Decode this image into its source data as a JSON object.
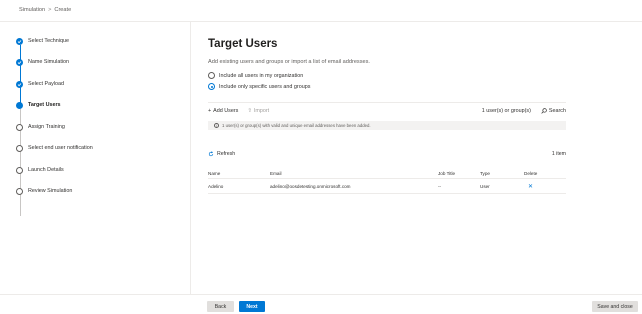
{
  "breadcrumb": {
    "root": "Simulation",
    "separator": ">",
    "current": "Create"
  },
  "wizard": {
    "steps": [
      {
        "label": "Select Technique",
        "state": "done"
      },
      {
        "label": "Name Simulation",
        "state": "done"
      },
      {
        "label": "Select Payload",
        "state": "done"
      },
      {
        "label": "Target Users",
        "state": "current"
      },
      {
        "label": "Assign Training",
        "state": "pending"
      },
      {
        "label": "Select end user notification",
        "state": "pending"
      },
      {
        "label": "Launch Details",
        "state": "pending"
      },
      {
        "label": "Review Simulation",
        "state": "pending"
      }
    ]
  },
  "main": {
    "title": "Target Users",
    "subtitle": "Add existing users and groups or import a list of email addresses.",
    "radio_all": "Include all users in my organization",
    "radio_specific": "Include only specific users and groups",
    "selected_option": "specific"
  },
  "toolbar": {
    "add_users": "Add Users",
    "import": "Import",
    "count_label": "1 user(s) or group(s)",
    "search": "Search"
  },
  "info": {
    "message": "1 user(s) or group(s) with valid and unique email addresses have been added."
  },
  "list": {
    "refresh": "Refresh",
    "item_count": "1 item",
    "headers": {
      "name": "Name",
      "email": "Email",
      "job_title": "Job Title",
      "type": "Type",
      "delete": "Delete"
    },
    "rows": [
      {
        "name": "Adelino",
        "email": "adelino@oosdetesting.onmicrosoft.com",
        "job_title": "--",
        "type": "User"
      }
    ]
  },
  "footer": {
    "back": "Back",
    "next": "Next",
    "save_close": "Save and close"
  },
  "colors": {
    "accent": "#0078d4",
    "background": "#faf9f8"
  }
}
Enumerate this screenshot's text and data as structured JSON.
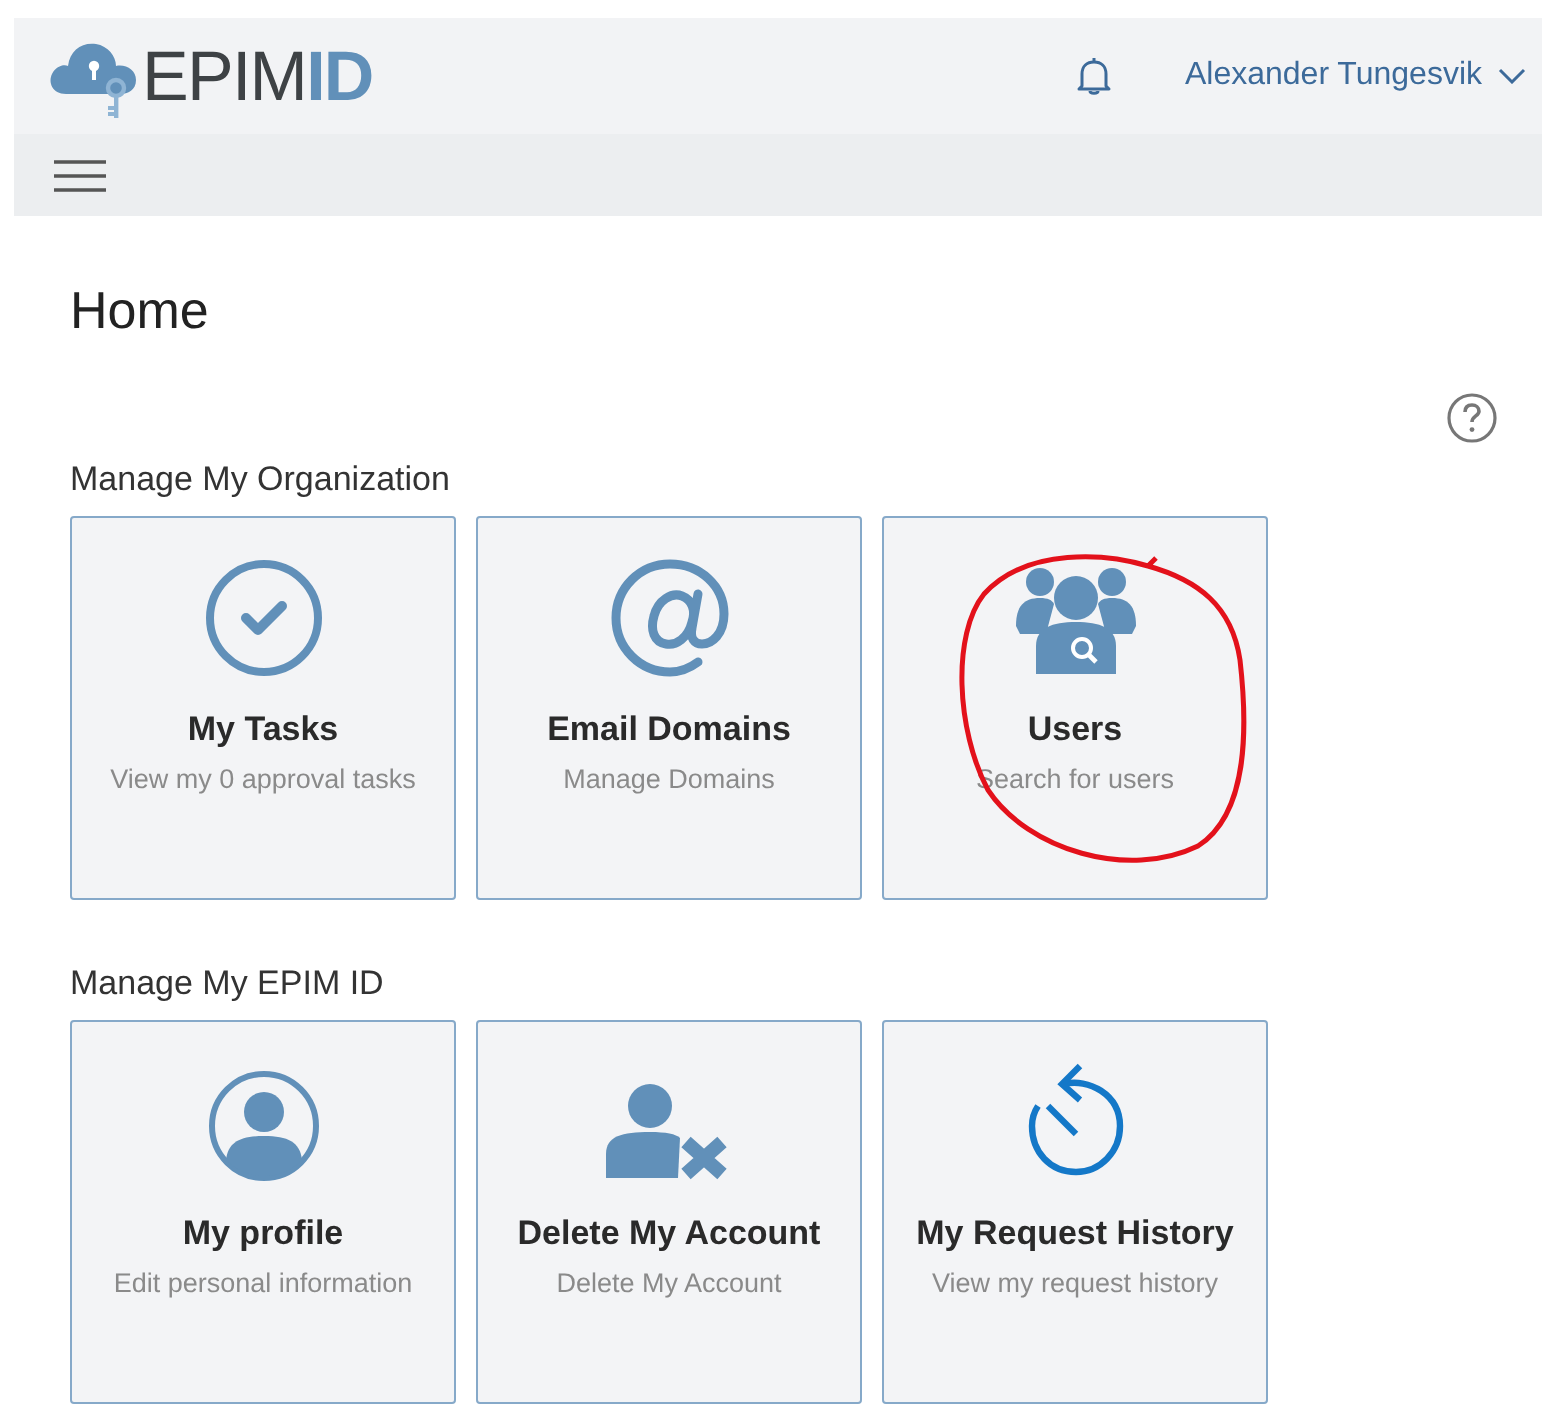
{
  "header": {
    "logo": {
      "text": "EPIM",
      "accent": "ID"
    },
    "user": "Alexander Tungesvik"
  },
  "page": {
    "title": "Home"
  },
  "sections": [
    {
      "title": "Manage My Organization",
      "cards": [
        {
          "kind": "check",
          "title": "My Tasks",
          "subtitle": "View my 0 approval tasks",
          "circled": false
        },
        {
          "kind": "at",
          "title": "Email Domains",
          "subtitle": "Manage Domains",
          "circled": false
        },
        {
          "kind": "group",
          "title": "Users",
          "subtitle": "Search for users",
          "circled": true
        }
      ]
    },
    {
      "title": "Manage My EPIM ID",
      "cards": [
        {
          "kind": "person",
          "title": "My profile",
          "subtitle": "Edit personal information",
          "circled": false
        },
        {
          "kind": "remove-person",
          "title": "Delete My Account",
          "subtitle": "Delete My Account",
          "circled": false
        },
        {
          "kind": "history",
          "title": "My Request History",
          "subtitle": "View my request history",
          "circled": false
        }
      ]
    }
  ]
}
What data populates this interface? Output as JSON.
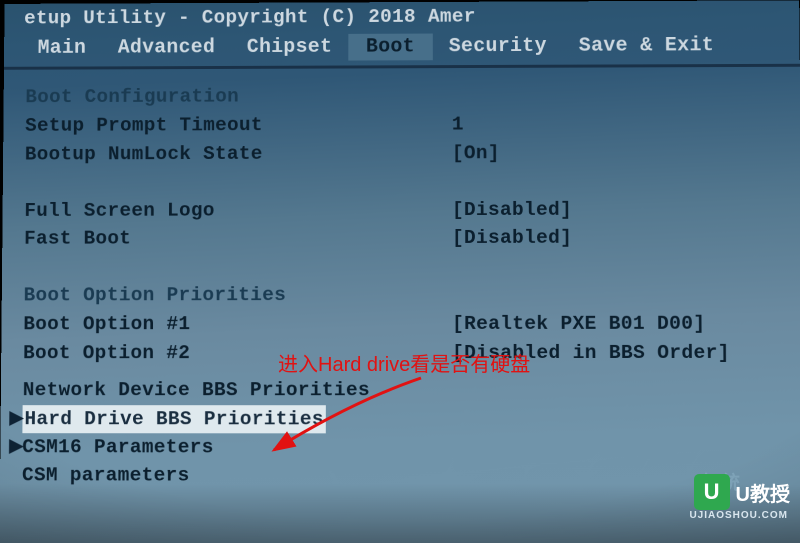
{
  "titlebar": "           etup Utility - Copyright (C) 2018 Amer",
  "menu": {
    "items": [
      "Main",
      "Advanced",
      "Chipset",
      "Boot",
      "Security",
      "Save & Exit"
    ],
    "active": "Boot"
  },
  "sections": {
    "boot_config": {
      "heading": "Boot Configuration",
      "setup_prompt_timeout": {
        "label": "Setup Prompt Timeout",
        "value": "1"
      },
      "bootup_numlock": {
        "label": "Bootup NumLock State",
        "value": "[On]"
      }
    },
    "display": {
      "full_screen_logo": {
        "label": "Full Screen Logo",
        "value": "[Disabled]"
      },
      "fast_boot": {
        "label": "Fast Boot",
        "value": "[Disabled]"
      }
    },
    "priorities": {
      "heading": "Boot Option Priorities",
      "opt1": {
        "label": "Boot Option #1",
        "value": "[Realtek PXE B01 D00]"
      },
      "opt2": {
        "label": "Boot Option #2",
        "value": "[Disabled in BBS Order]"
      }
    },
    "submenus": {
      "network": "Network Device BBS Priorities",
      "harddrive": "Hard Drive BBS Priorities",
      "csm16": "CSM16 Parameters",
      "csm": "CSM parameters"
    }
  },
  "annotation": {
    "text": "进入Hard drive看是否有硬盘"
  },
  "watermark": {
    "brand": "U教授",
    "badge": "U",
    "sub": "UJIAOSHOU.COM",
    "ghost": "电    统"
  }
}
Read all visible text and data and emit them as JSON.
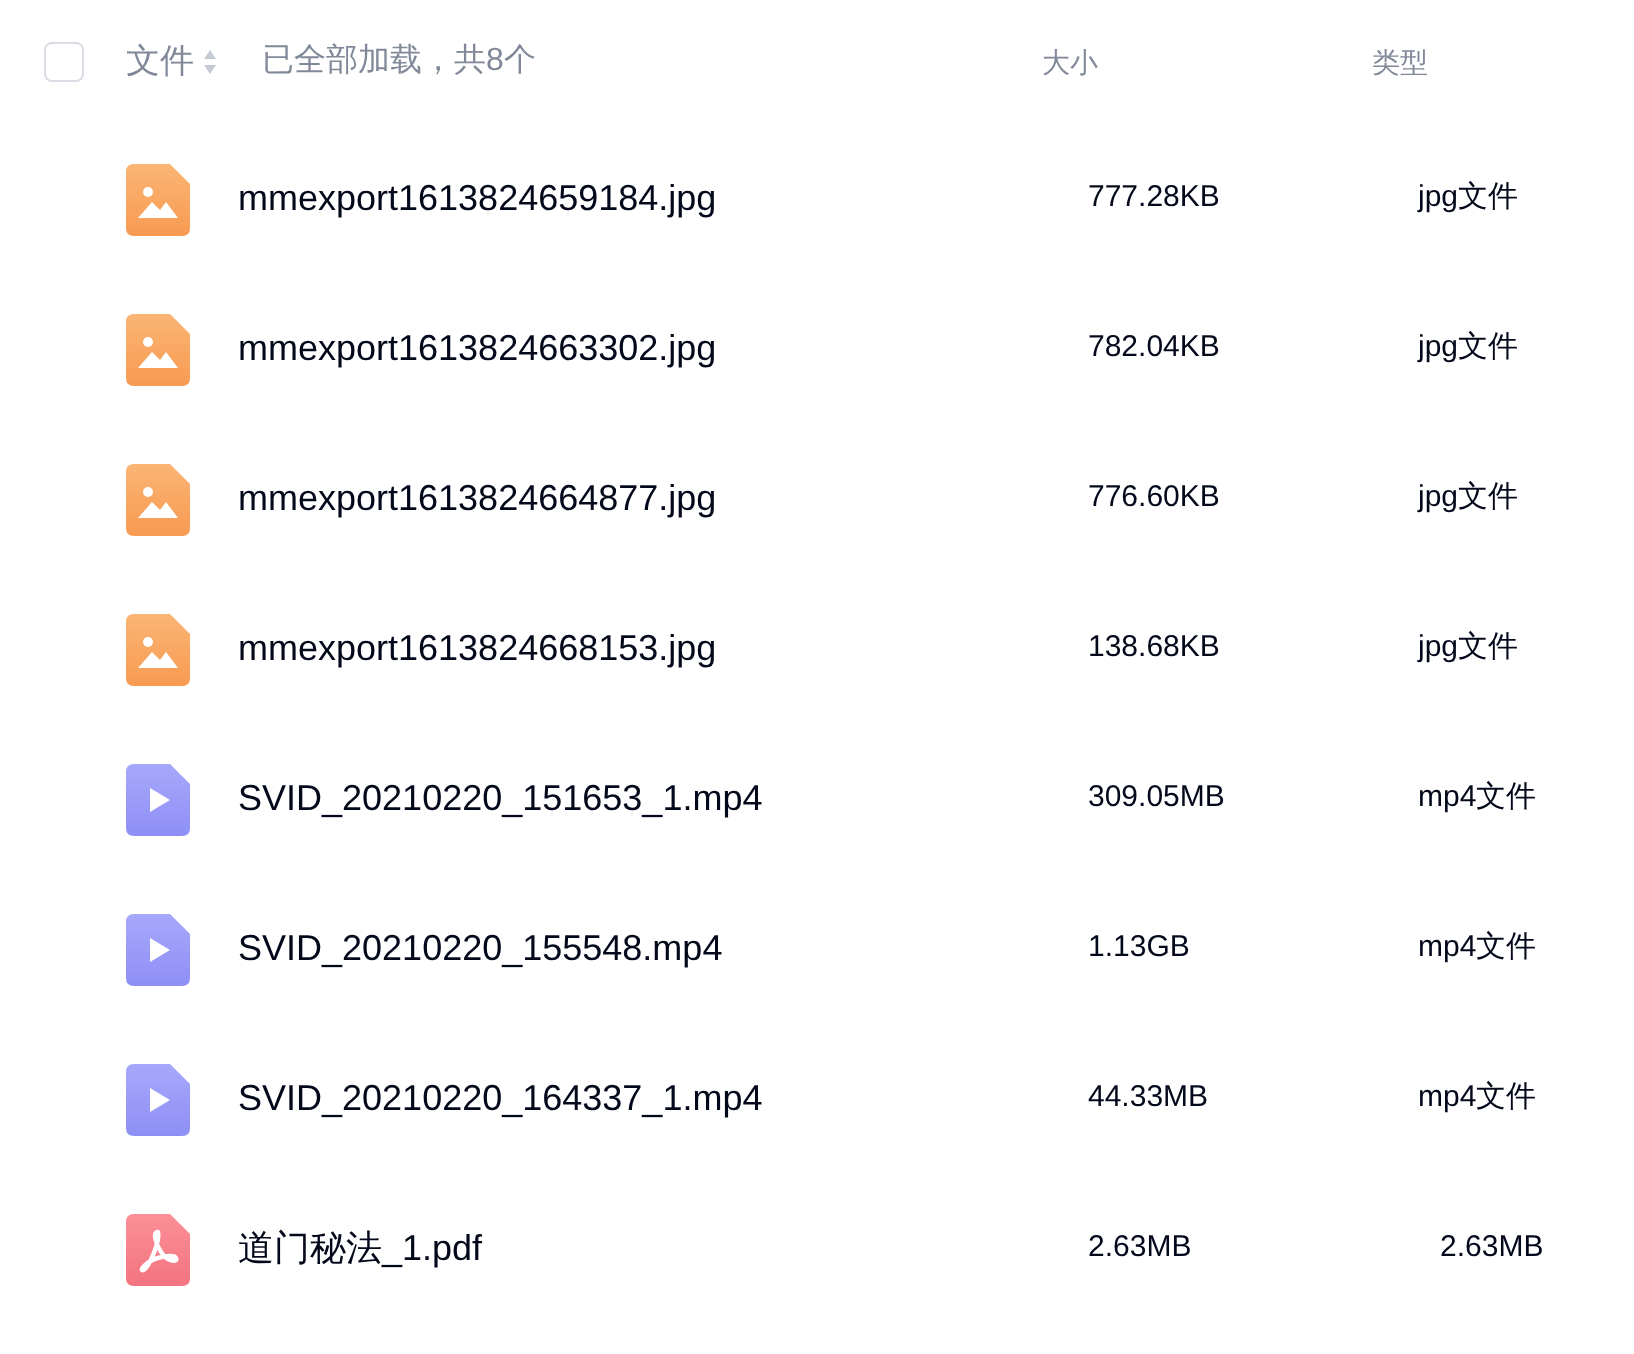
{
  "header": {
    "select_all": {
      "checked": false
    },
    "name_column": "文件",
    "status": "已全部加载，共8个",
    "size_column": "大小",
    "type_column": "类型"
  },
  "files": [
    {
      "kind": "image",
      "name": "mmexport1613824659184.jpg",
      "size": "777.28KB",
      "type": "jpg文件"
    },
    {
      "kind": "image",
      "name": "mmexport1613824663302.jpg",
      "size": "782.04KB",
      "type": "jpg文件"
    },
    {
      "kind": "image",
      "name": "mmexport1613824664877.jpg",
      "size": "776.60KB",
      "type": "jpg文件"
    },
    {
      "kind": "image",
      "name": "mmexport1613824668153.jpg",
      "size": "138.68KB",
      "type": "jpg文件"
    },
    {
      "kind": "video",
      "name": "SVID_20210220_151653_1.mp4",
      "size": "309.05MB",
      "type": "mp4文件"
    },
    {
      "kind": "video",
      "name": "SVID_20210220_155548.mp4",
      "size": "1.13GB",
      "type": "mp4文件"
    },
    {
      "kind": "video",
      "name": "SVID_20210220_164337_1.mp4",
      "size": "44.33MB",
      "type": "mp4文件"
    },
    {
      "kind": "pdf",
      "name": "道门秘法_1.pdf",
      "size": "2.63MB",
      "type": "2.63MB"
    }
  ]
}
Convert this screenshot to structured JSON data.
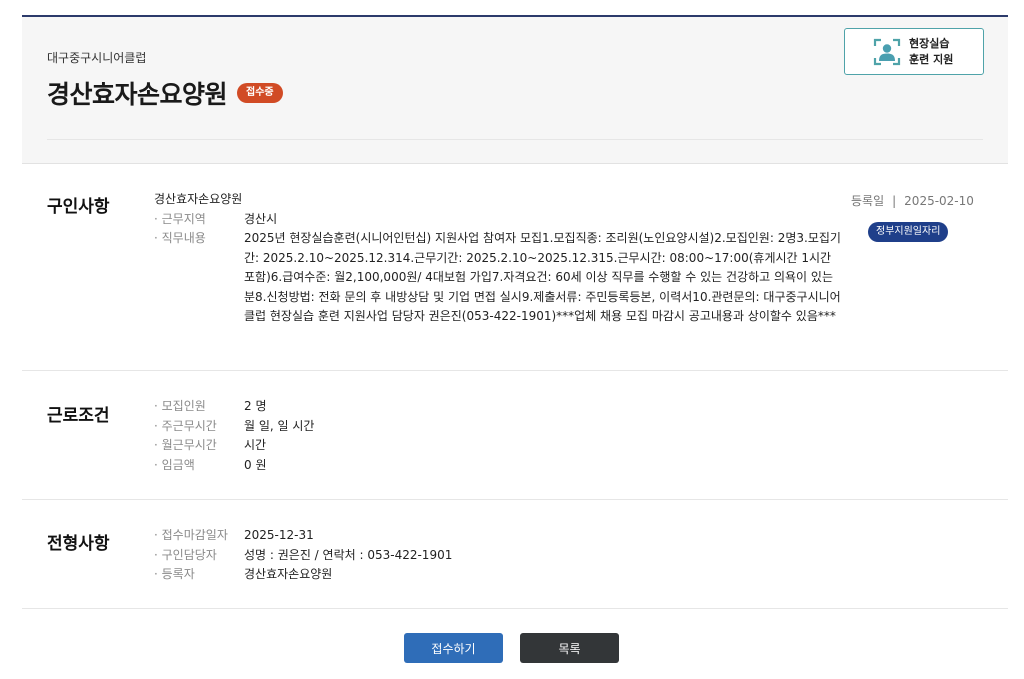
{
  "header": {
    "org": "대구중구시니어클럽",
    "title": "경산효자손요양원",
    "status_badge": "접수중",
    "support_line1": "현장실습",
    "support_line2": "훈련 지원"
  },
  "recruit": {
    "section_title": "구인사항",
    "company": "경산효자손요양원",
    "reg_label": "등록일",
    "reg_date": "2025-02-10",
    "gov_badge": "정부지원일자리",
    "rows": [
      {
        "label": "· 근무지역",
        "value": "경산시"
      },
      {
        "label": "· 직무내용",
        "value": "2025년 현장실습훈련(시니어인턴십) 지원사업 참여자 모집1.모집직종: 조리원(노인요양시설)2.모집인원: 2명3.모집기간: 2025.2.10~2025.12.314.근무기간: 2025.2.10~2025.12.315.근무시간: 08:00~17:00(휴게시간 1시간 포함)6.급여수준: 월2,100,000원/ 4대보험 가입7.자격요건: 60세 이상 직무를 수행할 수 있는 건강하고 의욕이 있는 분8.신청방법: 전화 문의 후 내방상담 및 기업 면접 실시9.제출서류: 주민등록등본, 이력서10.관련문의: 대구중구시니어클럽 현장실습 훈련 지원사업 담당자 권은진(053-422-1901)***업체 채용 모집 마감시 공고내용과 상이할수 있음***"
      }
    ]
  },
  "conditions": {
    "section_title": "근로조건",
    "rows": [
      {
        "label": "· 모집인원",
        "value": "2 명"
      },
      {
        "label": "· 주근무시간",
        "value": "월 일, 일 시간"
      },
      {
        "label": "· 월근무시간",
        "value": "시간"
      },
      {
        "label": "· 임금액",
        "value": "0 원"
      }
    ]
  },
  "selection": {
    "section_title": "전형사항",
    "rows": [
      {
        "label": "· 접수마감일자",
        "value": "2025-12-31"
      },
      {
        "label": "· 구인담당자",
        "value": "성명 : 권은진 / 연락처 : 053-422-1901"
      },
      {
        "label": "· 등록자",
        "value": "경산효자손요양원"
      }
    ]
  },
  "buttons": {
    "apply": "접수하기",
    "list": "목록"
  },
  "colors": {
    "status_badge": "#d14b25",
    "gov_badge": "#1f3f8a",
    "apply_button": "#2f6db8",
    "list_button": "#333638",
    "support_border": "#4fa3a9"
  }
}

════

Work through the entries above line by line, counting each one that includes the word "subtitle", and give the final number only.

7